One surprise I had when I collected the car in Southampton, was there was an additional £40 (about $60) handling fee for the UK agent of the shippers. They were fairly efficient and helpful but I was not expecting this charge. It covers the removal of the car from the ship, storage and handling all the paperwork. So have a bunch of spare cash to avoid embarrassing situations. In fact, you should ask your US shipper who their UK receiving agent is and call them to get their exact costs ahead of time.
The process of collecting the car was like an adventure game. I lost track of all the people we spoke to on the day, but as long as you have all the paperwork and manage to hand the relevant pieces of paper to all the people in the chain, after about 30 minutes you are driving your new baby away from the docks, with a big grin on your face (optional).
The quotes in 1998 ranged from $360-$516 for shipping insurance, though in November 2001 I got a quote from AutoXport in Florida for
only $1200 which included insurance. The rule here is to shop around, though it will generally be provided by your shipper at about 1.5% of the car's cost. You need to make sure you are insured from where you say goodbye to your car - to when you see it again. This may be door to door or dock to dock or a combination - make sure it's covered at all times. Car's do fall into the sea!
Read the small print and exclusions in particular. Make sure you know what is included and what is not. Typically if you put anything loose inside the car
then don't expect it to be there at the other end and don't expect it to be covered by the insurance. I do know people who have filled the car up with belongings that have made it to the UK - but frankly, they were lucky. I wouldn't risk it.
I covered the front seats with plastic sheeting that my local garage gave me for free and did the same with the steering wheel and front carpets. When I
collected the car in Southampton this plan seemed to have paid off, since everything was filthy with oil. Luckily I could just throw out the protective
covers and the everything underneath was spotless!
My only loss was the licence plate which had been stolen - so make sure you remove anything that is easy to take off and cover anything that big oily boots
are likely to touch!

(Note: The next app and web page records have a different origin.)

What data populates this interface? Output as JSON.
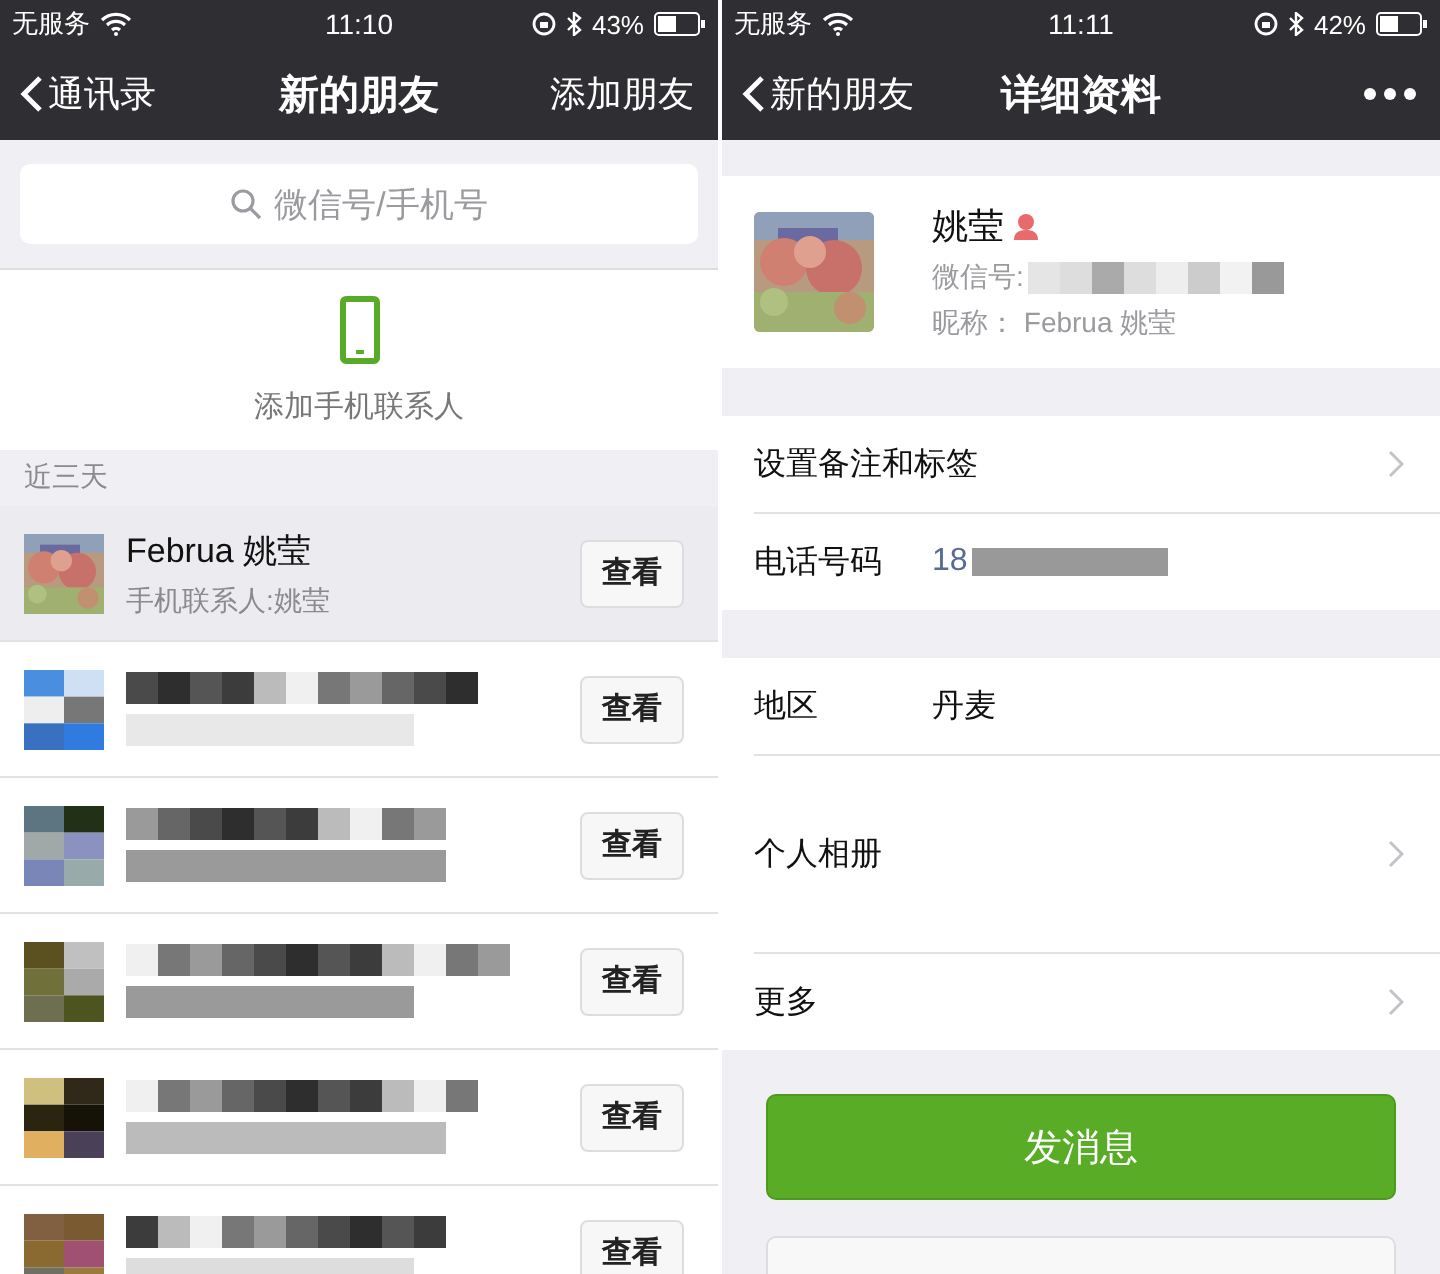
{
  "left": {
    "status_bar": {
      "carrier": "无服务",
      "time": "11:10",
      "battery": "43%"
    },
    "nav": {
      "back": "通讯录",
      "title": "新的朋友",
      "action": "添加朋友"
    },
    "search": {
      "placeholder": "微信号/手机号"
    },
    "add_contacts": {
      "label": "添加手机联系人"
    },
    "section_header": "近三天",
    "friends": [
      {
        "kind": "clear",
        "selected": true,
        "name": "Februa 姚莹",
        "subtitle": "手机联系人:姚莹",
        "button": "查看"
      },
      {
        "kind": "blurred",
        "selected": false,
        "button": "查看"
      },
      {
        "kind": "blurred",
        "selected": false,
        "button": "查看"
      },
      {
        "kind": "blurred",
        "selected": false,
        "button": "查看"
      },
      {
        "kind": "blurred",
        "selected": false,
        "button": "查看"
      },
      {
        "kind": "blurred",
        "selected": false,
        "button": "查看"
      }
    ]
  },
  "right": {
    "status_bar": {
      "carrier": "无服务",
      "time": "11:11",
      "battery": "42%"
    },
    "nav": {
      "back": "新的朋友",
      "title": "详细资料"
    },
    "profile": {
      "name": "姚莹",
      "wechat_id_label": "微信号:",
      "nickname": "昵称：  Februa 姚莹"
    },
    "groups": [
      [
        {
          "kind": "link",
          "label": "设置备注和标签"
        },
        {
          "kind": "phone",
          "label": "电话号码",
          "value": "18"
        }
      ],
      [
        {
          "kind": "value",
          "label": "地区",
          "value": "丹麦"
        },
        {
          "kind": "album",
          "label": "个人相册"
        },
        {
          "kind": "link",
          "label": "更多"
        }
      ]
    ],
    "buttons": [
      {
        "kind": "primary",
        "label": "发消息"
      },
      {
        "kind": "secondary"
      }
    ]
  }
}
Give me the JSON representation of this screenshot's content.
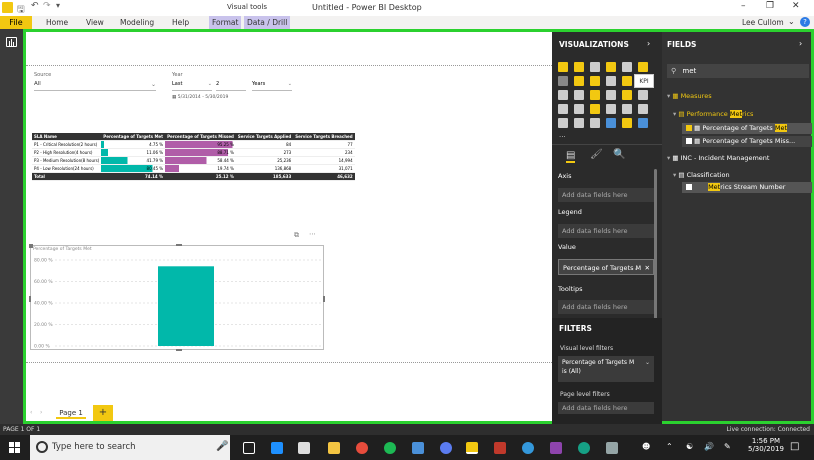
{
  "title": {
    "text": "Untitled - Power BI Desktop",
    "context_group": "Visual tools"
  },
  "ribbon": {
    "file": "File",
    "tabs": [
      "Home",
      "View",
      "Modeling",
      "Help",
      "Format",
      "Data / Drill"
    ],
    "user": "Lee Cullom"
  },
  "report": {
    "slicer_source": {
      "label": "Source",
      "value": "All"
    },
    "slicer_year": {
      "label": "Year",
      "mode": "Last",
      "count": "2",
      "unit": "Years",
      "range": "5/31/2014 - 5/30/2019"
    },
    "table": {
      "headers": [
        "SLA Name",
        "Percentage of Targets Met",
        "Percentage of Targets Missed",
        "Service Targets Applied",
        "Service Targets Breached"
      ],
      "rows": [
        [
          "P1 - Critical Resolution(2 hours)",
          "4.75 %",
          "95.25 %",
          "84",
          "77"
        ],
        [
          "P2 - High Resolution(4 hours)",
          "11.06 %",
          "88.71 %",
          "273",
          "234"
        ],
        [
          "P3 - Medium Resolution(8 hours)",
          "41.79 %",
          "58.44 %",
          "25,236",
          "14,994"
        ],
        [
          "P4 - Low Resolution(24 hours)",
          "80.45 %",
          "19.74 %",
          "136,868",
          "31,071"
        ]
      ],
      "total": [
        "Total",
        "74.14 %",
        "25.12 %",
        "185,633",
        "46,632"
      ],
      "met_fraction": [
        0.0475,
        0.1106,
        0.4179,
        0.8045
      ],
      "missed_fraction": [
        0.9525,
        0.8871,
        0.5844,
        0.1974
      ]
    },
    "page_tab": "Page 1",
    "add_page": "+"
  },
  "chart_data": {
    "type": "bar",
    "title": "Percentage of Targets Met",
    "categories": [
      ""
    ],
    "values": [
      74.14
    ],
    "ylim": [
      0,
      80
    ],
    "yticks": [
      "80.00 %",
      "60.00 %",
      "40.00 %",
      "20.00 %",
      "0.00 %"
    ],
    "grid": true,
    "color": "#01b8aa"
  },
  "visualizations": {
    "header": "VISUALIZATIONS",
    "tooltip": "KPI",
    "more": "...",
    "sections": {
      "axis": "Axis",
      "legend": "Legend",
      "value": "Value",
      "tooltips": "Tooltips",
      "placeholder": "Add data fields here",
      "value_field": "Percentage of Targets M"
    },
    "filters": {
      "header": "FILTERS",
      "visual_level": "Visual level filters",
      "filter_item_line1": "Percentage of Targets M",
      "filter_item_line2": "is (All)",
      "page_level": "Page level filters",
      "placeholder": "Add data fields here"
    }
  },
  "fields": {
    "header": "FIELDS",
    "search_value": "met",
    "tree": {
      "measures": "Measures",
      "perf_prefix": "Performance ",
      "perf_hl": "Met",
      "perf_suffix": "rics",
      "item1_prefix": "Percentage of Targets ",
      "item1_hl": "Met",
      "item2": "Percentage of Targets Miss...",
      "inc": "INC - Incident Management",
      "classification": "Classification",
      "item3_hl": "Met",
      "item3_suffix": "rics Stream Number"
    }
  },
  "status": {
    "page": "PAGE 1 OF 1",
    "connection": "Live connection: Connected"
  },
  "taskbar": {
    "search_placeholder": "Type here to search",
    "time": "1:56 PM",
    "date": "5/30/2019"
  }
}
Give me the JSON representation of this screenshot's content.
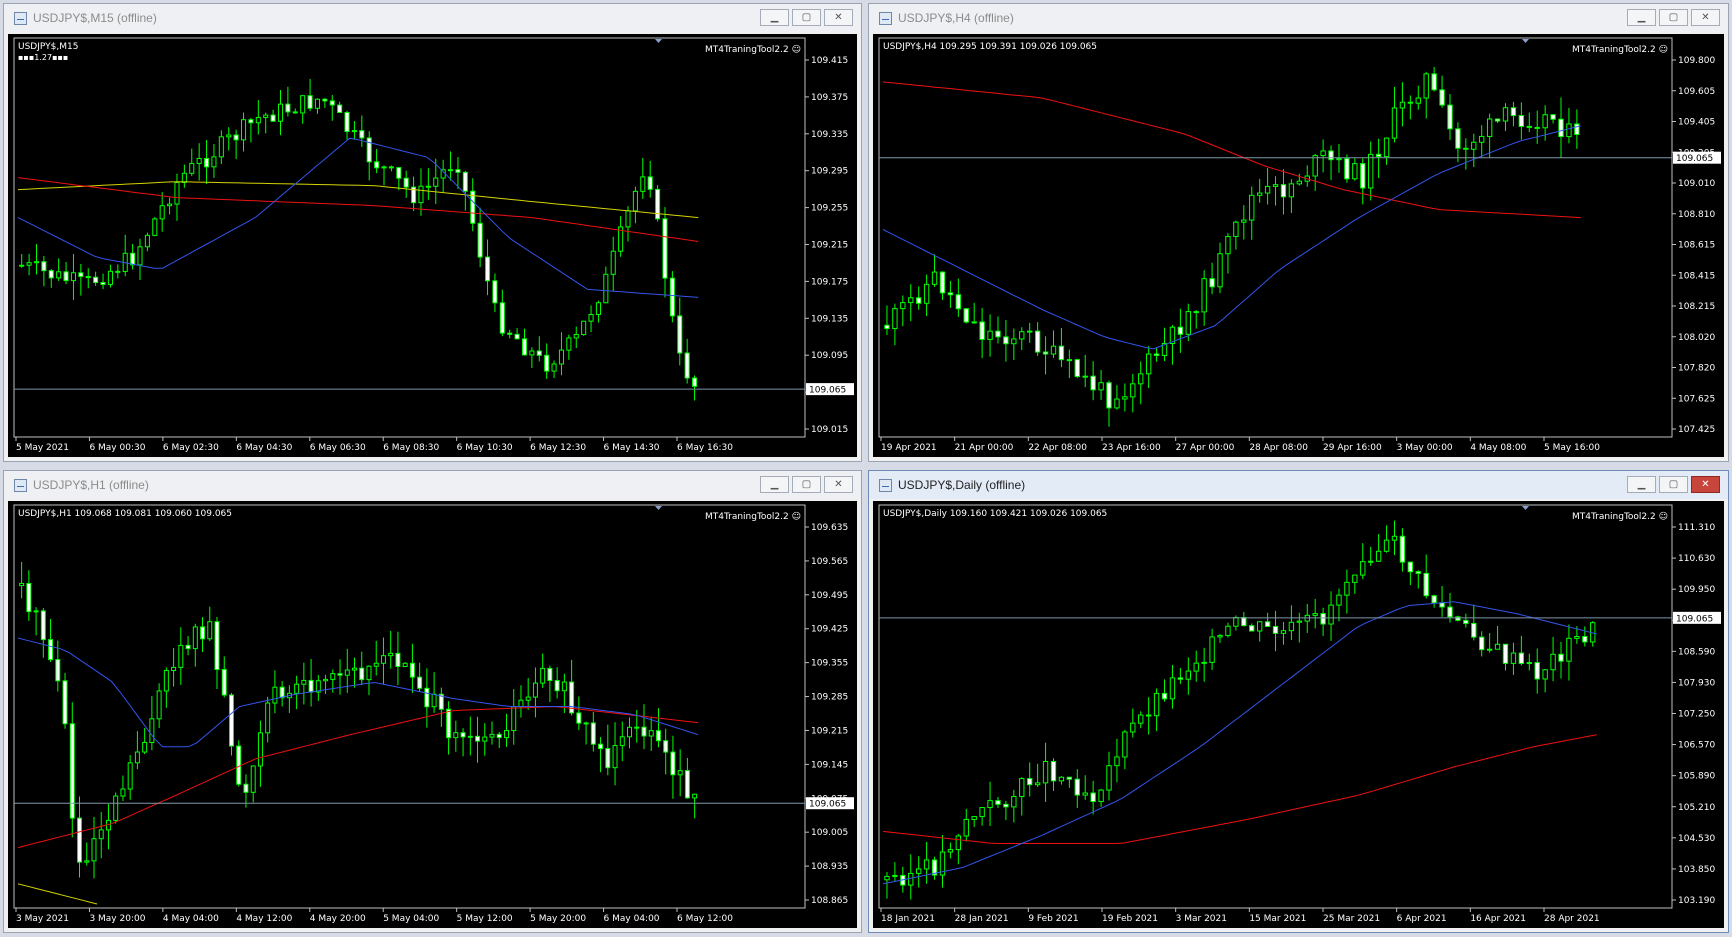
{
  "colors": {
    "bull": "#00ff00",
    "bear_body": "#ffffff",
    "grid": "#c0c0c0",
    "text": "#ffffff",
    "ma_blue": "#3355ee",
    "ma_red": "#ee1111",
    "ma_yellow": "#d4d400",
    "price_line": "#7f97a9",
    "price_label_bg": "#ffffff",
    "price_label_fg": "#000000"
  },
  "windows": [
    {
      "id": "m15",
      "title": "USDJPY$,M15 (offline)",
      "active": false,
      "header": "USDJPY$,M15",
      "subheader": "▪▪▪1.27▪▪▪",
      "ea_label": "MT4TraningTool2.2 ☺",
      "current_price": "109.065",
      "y_ticks": [
        "109.415",
        "109.375",
        "109.335",
        "109.295",
        "109.255",
        "109.215",
        "109.175",
        "109.135",
        "109.095",
        "109.055",
        "109.015"
      ],
      "x_ticks": [
        "5 May 2021",
        "6 May 00:30",
        "6 May 02:30",
        "6 May 04:30",
        "6 May 06:30",
        "6 May 08:30",
        "6 May 10:30",
        "6 May 12:30",
        "6 May 14:30",
        "6 May 16:30"
      ]
    },
    {
      "id": "h4",
      "title": "USDJPY$,H4 (offline)",
      "active": false,
      "header": "USDJPY$,H4  109.295 109.391 109.026 109.065",
      "subheader": "",
      "ea_label": "MT4TraningTool2.2 ☺",
      "current_price": "109.065",
      "y_ticks": [
        "109.800",
        "109.605",
        "109.405",
        "109.205",
        "109.010",
        "108.810",
        "108.615",
        "108.415",
        "108.215",
        "108.020",
        "107.820",
        "107.625",
        "107.425"
      ],
      "x_ticks": [
        "19 Apr 2021",
        "21 Apr 00:00",
        "22 Apr 08:00",
        "23 Apr 16:00",
        "27 Apr 00:00",
        "28 Apr 08:00",
        "29 Apr 16:00",
        "3 May 00:00",
        "4 May 08:00",
        "5 May 16:00"
      ]
    },
    {
      "id": "h1",
      "title": "USDJPY$,H1 (offline)",
      "active": false,
      "header": "USDJPY$,H1  109.068 109.081 109.060 109.065",
      "subheader": "",
      "ea_label": "MT4TraningTool2.2 ☺",
      "current_price": "109.065",
      "y_ticks": [
        "109.635",
        "109.565",
        "109.495",
        "109.425",
        "109.355",
        "109.285",
        "109.215",
        "109.145",
        "109.075",
        "109.005",
        "108.935",
        "108.865"
      ],
      "x_ticks": [
        "3 May 2021",
        "3 May 20:00",
        "4 May 04:00",
        "4 May 12:00",
        "4 May 20:00",
        "5 May 04:00",
        "5 May 12:00",
        "5 May 20:00",
        "6 May 04:00",
        "6 May 12:00"
      ]
    },
    {
      "id": "d1",
      "title": "USDJPY$,Daily (offline)",
      "active": true,
      "header": "USDJPY$,Daily  109.160 109.421 109.026 109.065",
      "subheader": "",
      "ea_label": "MT4TraningTool2.2 ☺",
      "current_price": "109.065",
      "y_ticks": [
        "111.310",
        "110.630",
        "109.950",
        "109.270",
        "108.590",
        "107.930",
        "107.250",
        "106.570",
        "105.890",
        "105.210",
        "104.530",
        "103.850",
        "103.190"
      ],
      "x_ticks": [
        "18 Jan 2021",
        "28 Jan 2021",
        "9 Feb 2021",
        "19 Feb 2021",
        "3 Mar 2021",
        "15 Mar 2021",
        "25 Mar 2021",
        "6 Apr 2021",
        "16 Apr 2021",
        "28 Apr 2021"
      ]
    }
  ]
}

You will need to pay 17.5% tax and customs duty of 10% unless you have owned the car for more than 6 months (and can prove it) and if you are intending keeping it for your own use for at least a year after entering the country. These days you also need to show that you have lived in the US for those 6 months too and the car has been driven. licenced and insured during that time. This is to catch all the scammers that pretend all this in order to avoid the duty and tax. I think Customs have closed the loopholes.